We’ve heard the adage, “The only constant is change,” and it doesn’t take the wisdom of a Greek philosopher to recognize we won’t go on running our companies or organizations forever. Transition is inevitable, so succession planning is vital. Yet as leaders we confront a host of psychological and practical barriers to preparing our organizations today for unknown tomorrows.
Here are four reasons we’re not planning for succession and five principles to guide us when we do.
- Uncomfortable conversations: None of us like to contemplate a time when we may not have our current health, clarity of thinking, or stamina, but it’s not a question of if that day will come but when it will arrive. We serve our companies well when we leave behind an actionable plan for our own obsolescence.
- Difficult questions: Sometimes it’s easier to avoid difficult questions than answer them—and succession can be fraught with difficult questions. How are family members impacted by the transition? How do we ensure equitable opportunities for long-standing team members? Who should be involved in the decision-making process?
- Tyranny of the urgent: When there’s far too much to do today, it’s difficult to make time for something that may happen months or years down the road. We may have every intention of planning for succession…tomorrow.
- Overwhelm: Perhaps you’re a master of your specific industry—whether you provide a product or service. You may feel vastly less competent in the disciplines key to succession planning: areas like law, accounting, and human resources. Often the fear of doing something badly prevents us from doing it at all. (If only there were another option…!)
You don’t need a degree in change management to begin preparing your company for future leadership transition. Let these five principles guide your initial action.
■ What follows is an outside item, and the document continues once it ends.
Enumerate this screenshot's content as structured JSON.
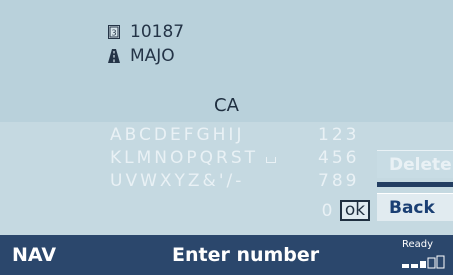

1. Instill the mission: Ensure your company’s core mission lives not just inside your mind but on paper and in the hearts of your team members. Every employee should be able to articulate your mission, and every decision and action should be guided by it. A purpose-driven mission goes beyond paper; it’s the force steering us towards a greater sense of purpose.
2. Protect family bonds: When it comes to succession planning, the line between business and personal can grow blurry. Whether or not you see the next generation of your family as the best option for your company’s future, create space to listen and show respect for the wide range of feelings this process may engender in your family. Children should recognize that grief can accompany these transitions. They can ask questions that invite their parents to share hard-earned wisdom or even write a letter conveying their gratitude for the opportunities this company created for them. Parents should recognize that their children may seek understanding about why certain decisions were made. Asking questions is not tantamount to disrespecting their wishes: The next generation may be seeking assurance of their relationship status, outside of any business implications. Families should also carefully prioritize time together apart from the business, setting aside time for meals together or pursuing other leisure activities together.
3. Champion humble stewardship: Remember that what you have built or managed is not simply for your own benefit or that of your family but for the flourishing of those who serve on your team and are served by your organization. Embrace an ethos of humble stewardship, prioritizing the greater mission over self-interest to ensure a legacy of purpose-driven leadership.
4. Prioritize communication: Foster transparent and consistent communication with relevant parties throughout the succession planning process, building a bridge of shared understanding—even when agreement isn’t guaranteed.5. Begin early: Initiate the journey before it becomes urgent. A well-planned transition allows for proactive investment in people and structures, in alignment with a pre-planned strategy. It also avoids the pitfall of making critical decisions under pressure and in crisis mode when emotions may supersede reason.
As succession planning coaches, Rising Sun would be honored to come alongside you as you proactively plan for an unknown future, giving consideration to ownership, management, and advisory functions of your company. We’d love to accompany you through the complexities of leadership transition, allowing you to continue stewarding the mission, values, and team members who form the soul of your organization. If we can help, please reach out to us.